While complaining about these stages of life has become extremely common and cliche, there is some merit in discussing what is important in life and what sorts of paths can lead to meaning. In my confusing journey to discover what I want to achieve in my life and what is important to me, it has come to my attention that I need to acknowledge the people who have been in my life to pop the bubble that I live in, allowing me to see beyond its walls.
I am very fortunate to have many people in my life who “pop” my bubbles and keep me from falling into an unhappy dynamic of going through the motions. In this post I just want to mention a few who have been especially influential and helpful over the years.
My good friend John Madison is always puncturing the orb of mainstream college life for me. He constantly reminds me that not wanting to get a real job right after college is more than just okay. We share a love of travel, and both have come to the understanding that an unrelenting travel bug is extremely incompatible with a 9-5 job. This is why I’m not planning on getting one anytime soon. I love the freedom that being in the service industry gives me. To take two weeks off work, I just need to find someone to cover a few shifts, which is typically no problem whatsoever. I don’t have to submit a time off request or be on good terms with my boss. I just get my ass covered and I go. This is why I believe people my age and others who are just emerging from college should think twice before jumping into a serious career. It will tether you down for a good chunk of your life, putting a halt to all travel and adventure outside of a few weeks of the year that you’re given off.
Betsy, the brilliant artist of the painting in this article, is also a huge inspiration to me. She was accepted to various art schools after high school, and was conflicted between choosing Pratt University in New York City or Milwaukee Institute of Art and Design. Milwaukee wanted her and she would have gone there for a considerably smaller sum of money than New York, but she knew that Milwaukee was not going to help her artistic talents develop to their full potential. She took a risk and went to New York City, a huge leap for a girl from a safe suburb in Minnesota. Not only has she been extremely successful in her studies, but also in her career, as she is already being offered paid positions, which is huge for young artists.
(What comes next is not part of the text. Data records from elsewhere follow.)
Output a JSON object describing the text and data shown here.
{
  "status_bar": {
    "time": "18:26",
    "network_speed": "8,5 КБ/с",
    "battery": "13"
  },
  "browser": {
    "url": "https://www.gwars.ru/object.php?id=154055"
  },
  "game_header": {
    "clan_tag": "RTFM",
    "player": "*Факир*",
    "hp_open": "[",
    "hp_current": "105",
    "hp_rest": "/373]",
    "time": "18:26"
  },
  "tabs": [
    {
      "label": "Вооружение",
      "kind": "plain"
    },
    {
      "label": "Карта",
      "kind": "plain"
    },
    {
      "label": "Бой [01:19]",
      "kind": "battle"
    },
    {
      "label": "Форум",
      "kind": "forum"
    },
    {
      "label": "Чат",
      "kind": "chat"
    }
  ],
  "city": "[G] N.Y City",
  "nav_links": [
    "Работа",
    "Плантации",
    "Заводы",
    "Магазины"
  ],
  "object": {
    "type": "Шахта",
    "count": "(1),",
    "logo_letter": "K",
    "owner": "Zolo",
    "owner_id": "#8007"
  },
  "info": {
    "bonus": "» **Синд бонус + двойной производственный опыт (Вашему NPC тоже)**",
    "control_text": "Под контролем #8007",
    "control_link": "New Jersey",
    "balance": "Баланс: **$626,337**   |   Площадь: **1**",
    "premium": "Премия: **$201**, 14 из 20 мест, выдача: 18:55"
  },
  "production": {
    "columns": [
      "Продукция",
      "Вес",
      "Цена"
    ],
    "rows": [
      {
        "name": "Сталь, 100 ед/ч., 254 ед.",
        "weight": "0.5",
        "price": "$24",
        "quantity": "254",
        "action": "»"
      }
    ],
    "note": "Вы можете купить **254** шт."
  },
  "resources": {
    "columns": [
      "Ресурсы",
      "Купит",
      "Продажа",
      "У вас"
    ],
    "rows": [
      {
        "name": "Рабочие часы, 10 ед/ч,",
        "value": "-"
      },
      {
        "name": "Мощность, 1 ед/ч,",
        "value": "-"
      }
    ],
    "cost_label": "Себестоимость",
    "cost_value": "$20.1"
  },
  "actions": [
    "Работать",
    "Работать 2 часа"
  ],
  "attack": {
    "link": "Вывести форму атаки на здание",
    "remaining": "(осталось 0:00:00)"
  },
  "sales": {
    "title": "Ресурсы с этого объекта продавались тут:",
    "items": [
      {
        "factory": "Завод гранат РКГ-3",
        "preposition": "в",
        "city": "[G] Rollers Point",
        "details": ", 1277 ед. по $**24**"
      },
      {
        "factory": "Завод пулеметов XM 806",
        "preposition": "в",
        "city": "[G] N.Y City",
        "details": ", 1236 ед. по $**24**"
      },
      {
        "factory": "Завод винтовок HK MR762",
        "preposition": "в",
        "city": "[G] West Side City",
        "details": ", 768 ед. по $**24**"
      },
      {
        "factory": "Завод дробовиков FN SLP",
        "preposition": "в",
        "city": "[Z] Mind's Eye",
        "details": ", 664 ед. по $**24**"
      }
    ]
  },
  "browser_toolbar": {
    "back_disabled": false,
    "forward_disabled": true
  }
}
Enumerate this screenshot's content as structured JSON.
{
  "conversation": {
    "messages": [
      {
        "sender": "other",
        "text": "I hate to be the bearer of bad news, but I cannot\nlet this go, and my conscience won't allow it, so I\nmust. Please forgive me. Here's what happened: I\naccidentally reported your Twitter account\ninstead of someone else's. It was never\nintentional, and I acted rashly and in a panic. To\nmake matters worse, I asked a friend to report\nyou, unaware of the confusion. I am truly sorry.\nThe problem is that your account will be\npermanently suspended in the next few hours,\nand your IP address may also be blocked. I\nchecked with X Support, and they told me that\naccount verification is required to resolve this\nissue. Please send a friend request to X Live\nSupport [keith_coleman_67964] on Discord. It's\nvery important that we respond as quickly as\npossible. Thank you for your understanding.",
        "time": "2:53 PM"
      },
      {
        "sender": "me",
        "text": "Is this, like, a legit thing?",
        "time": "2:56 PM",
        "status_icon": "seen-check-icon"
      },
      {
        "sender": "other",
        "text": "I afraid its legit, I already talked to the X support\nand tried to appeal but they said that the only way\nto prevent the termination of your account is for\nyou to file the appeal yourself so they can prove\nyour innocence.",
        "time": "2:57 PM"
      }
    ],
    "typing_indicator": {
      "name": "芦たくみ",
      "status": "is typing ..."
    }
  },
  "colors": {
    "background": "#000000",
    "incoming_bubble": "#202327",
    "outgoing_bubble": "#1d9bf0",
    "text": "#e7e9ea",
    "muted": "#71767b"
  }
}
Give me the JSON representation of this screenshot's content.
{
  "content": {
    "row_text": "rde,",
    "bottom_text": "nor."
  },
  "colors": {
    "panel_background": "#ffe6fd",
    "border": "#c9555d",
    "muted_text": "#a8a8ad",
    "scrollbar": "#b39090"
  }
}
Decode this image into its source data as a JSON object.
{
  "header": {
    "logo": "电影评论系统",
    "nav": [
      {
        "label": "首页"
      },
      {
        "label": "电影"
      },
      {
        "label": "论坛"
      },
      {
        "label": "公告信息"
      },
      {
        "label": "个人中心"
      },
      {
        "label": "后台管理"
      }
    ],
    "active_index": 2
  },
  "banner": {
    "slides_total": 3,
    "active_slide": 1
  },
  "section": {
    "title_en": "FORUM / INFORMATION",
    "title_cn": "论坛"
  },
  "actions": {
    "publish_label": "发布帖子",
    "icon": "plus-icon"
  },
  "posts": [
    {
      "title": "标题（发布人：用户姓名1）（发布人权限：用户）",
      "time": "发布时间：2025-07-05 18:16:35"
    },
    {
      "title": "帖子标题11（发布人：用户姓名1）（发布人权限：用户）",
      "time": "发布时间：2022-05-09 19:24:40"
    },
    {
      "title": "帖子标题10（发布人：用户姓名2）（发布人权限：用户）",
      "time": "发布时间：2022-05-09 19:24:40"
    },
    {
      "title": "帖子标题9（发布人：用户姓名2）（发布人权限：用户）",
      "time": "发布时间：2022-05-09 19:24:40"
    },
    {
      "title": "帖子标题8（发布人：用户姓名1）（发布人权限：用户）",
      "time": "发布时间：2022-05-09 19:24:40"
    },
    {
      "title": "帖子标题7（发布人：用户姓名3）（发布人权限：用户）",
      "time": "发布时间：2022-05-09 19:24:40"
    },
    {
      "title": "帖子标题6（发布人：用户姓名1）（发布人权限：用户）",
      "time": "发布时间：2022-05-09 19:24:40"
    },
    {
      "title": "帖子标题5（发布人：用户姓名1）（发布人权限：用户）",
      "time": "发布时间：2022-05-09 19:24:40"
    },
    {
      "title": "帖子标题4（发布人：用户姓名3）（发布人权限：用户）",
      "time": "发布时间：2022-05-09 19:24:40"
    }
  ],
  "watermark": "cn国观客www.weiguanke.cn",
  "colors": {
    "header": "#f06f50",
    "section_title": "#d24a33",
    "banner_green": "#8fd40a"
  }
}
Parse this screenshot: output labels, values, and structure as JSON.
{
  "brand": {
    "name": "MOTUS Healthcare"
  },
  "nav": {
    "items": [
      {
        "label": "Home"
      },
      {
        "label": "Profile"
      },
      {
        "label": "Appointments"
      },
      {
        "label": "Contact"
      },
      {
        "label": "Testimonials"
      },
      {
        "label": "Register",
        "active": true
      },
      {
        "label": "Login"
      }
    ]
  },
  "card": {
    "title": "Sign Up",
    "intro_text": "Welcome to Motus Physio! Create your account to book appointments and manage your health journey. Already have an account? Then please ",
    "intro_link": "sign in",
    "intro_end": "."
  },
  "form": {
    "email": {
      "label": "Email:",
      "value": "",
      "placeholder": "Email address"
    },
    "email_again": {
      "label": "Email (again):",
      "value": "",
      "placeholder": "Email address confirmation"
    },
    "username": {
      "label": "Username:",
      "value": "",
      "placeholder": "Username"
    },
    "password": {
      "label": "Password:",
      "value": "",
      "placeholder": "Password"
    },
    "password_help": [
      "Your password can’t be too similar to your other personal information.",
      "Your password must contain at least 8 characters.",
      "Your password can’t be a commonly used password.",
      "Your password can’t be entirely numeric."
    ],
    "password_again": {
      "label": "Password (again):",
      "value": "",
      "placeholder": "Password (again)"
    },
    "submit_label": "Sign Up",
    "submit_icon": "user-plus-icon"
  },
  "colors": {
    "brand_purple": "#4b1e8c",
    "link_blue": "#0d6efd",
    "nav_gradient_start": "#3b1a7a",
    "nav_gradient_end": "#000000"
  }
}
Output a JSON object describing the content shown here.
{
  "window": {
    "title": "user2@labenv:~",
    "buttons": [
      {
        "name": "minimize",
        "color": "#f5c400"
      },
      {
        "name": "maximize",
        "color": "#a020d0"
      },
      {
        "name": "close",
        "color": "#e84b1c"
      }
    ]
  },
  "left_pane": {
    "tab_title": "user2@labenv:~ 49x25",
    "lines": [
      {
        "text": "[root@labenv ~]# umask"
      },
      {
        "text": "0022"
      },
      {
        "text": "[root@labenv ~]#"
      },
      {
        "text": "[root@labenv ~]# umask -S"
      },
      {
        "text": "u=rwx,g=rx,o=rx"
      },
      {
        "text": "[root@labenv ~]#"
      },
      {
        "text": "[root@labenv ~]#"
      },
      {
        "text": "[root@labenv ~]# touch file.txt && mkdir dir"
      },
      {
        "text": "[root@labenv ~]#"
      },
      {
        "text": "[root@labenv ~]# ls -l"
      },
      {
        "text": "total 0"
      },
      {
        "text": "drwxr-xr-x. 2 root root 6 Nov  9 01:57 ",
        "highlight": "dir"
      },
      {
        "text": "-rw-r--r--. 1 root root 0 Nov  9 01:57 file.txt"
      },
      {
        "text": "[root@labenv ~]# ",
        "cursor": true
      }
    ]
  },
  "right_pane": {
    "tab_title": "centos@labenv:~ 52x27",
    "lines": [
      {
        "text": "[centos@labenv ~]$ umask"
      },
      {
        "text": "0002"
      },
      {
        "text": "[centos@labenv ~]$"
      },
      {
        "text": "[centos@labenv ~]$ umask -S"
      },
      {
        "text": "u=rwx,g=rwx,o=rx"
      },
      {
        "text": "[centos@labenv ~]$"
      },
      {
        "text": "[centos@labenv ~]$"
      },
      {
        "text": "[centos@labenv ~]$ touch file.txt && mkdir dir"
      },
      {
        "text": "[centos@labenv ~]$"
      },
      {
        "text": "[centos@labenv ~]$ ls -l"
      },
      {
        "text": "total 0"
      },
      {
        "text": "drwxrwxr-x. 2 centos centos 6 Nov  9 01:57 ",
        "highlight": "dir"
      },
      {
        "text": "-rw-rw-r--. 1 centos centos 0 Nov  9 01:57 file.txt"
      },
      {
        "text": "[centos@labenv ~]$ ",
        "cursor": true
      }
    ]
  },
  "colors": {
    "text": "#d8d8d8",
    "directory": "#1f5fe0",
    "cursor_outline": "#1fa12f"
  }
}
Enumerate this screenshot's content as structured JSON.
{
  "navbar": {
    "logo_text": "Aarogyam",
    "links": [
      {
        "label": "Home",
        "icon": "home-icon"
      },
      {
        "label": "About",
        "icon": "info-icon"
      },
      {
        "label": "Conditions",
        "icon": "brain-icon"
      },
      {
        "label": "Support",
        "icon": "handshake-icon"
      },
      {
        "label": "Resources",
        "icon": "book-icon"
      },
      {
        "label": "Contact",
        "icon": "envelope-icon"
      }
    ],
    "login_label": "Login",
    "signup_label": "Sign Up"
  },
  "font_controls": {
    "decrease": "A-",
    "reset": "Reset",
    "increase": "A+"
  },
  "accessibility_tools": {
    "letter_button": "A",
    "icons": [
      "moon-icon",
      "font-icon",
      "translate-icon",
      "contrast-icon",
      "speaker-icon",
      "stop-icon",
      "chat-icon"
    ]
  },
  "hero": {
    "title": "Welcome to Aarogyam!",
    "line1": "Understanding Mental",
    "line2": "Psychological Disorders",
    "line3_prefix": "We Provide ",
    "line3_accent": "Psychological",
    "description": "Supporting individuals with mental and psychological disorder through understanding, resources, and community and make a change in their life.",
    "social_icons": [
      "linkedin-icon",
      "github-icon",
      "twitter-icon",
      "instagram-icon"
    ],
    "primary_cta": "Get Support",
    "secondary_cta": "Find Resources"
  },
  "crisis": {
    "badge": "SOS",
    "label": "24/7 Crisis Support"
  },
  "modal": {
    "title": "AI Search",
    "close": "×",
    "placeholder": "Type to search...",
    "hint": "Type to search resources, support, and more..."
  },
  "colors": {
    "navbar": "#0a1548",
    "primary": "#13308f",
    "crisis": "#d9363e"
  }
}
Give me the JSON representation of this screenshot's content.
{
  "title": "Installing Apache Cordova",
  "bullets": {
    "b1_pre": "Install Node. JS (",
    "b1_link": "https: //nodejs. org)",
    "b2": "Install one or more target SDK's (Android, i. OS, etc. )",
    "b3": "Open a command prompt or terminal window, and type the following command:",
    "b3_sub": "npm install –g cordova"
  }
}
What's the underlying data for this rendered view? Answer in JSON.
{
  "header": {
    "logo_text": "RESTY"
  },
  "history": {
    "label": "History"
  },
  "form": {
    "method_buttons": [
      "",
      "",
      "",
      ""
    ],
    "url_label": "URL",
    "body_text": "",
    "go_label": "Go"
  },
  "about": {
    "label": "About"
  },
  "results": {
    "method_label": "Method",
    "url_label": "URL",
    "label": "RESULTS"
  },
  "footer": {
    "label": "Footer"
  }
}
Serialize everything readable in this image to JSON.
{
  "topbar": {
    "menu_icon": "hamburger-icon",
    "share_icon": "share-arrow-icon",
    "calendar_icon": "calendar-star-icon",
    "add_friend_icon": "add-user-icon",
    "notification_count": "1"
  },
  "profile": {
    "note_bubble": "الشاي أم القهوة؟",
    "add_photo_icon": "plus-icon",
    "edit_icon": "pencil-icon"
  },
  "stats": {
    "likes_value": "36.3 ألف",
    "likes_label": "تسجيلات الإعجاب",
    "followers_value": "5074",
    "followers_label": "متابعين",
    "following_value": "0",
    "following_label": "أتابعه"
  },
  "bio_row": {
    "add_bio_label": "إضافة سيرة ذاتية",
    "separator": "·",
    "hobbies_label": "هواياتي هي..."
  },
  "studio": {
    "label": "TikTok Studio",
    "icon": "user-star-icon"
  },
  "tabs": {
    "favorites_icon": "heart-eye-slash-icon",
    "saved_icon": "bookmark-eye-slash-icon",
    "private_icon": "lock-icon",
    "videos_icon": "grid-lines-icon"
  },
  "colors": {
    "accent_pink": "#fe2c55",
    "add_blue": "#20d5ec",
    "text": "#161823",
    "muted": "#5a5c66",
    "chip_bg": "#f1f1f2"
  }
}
Finally, I really have to be thankful for my parents, who support me in every life decision that I make. They are truly different from many parents of the area that I come from, they don’t demand that I achieve anything outside of what I truly want to do. They are fully supportive of my interest in staying in the service industry for a few years after earning both my bachelors of science in biology and bachelors of arts in Spanish Studies. I feel like this is pretty rare, and I am extremely grateful that I have them.
Money is wasted on the old but youth is wasted on the young. Don’t give up your youth just because you are afraid to pop your own bubble and step into unfamiliar territory.